§ **Instructions to follow**
Would you find each line in the entries below with the string "other" and copy it?

START Data under study

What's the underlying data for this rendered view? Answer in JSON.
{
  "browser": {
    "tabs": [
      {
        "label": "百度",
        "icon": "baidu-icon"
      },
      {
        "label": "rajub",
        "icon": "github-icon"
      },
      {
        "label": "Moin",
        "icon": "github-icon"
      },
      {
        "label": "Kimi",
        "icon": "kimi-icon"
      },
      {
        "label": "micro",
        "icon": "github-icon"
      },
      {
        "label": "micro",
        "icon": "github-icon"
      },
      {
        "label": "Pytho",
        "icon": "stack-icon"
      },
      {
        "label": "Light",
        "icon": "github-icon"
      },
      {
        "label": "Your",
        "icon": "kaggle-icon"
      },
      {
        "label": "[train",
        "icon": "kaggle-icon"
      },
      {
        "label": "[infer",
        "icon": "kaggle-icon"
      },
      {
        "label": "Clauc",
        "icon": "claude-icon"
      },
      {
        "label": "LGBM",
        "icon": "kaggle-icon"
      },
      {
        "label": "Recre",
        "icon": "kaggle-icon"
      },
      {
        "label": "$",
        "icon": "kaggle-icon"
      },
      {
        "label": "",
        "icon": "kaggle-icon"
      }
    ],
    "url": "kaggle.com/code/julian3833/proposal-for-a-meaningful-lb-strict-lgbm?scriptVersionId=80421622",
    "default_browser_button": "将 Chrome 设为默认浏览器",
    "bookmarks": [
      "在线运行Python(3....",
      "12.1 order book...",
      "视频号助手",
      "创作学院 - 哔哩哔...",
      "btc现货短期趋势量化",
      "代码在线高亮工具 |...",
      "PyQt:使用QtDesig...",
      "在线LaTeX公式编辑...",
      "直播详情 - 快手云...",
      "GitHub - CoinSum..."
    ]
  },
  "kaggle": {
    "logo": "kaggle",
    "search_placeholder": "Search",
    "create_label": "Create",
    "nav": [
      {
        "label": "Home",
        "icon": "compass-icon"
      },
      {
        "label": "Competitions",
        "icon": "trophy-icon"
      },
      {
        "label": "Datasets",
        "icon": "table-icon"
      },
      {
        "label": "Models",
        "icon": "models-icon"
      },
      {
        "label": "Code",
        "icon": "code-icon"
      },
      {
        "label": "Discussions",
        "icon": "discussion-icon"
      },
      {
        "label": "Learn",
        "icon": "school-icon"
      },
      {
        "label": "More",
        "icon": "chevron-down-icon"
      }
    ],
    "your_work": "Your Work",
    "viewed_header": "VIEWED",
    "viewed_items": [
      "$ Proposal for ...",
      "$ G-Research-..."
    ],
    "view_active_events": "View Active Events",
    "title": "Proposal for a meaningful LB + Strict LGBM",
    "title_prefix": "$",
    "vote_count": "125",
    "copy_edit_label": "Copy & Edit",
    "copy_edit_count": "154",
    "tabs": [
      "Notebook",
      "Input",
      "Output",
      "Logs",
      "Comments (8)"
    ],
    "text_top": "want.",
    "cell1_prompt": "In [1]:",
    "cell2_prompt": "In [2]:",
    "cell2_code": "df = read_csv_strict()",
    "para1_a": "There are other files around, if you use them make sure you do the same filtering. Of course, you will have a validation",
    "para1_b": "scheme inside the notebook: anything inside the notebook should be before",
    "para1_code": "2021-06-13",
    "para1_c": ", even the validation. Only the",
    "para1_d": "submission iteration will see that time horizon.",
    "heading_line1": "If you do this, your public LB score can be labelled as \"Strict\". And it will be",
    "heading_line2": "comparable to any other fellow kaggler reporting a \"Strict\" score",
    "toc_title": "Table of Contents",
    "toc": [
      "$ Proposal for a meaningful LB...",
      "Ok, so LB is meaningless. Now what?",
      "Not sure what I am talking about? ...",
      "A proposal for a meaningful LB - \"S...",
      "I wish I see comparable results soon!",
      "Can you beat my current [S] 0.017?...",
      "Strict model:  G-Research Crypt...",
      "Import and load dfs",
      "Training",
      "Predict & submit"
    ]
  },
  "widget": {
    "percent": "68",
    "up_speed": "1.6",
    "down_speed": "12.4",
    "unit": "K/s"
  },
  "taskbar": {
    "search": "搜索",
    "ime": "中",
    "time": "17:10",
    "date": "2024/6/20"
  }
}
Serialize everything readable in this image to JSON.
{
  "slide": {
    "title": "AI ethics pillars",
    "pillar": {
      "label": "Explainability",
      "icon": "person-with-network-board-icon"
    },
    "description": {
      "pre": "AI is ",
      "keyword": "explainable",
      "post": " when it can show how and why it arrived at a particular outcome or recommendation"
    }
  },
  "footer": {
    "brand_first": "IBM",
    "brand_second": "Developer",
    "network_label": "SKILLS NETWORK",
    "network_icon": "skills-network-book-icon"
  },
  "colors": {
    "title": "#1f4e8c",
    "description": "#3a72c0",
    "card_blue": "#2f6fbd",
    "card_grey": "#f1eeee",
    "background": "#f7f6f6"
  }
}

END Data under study

§ **The answer**
    "para1_a": "There are other files around, if you use them make sure you do the same filtering. Of course, you will have a validation",
    "heading_line2": "comparable to any other fellow kaggler reporting a \"Strict\" score",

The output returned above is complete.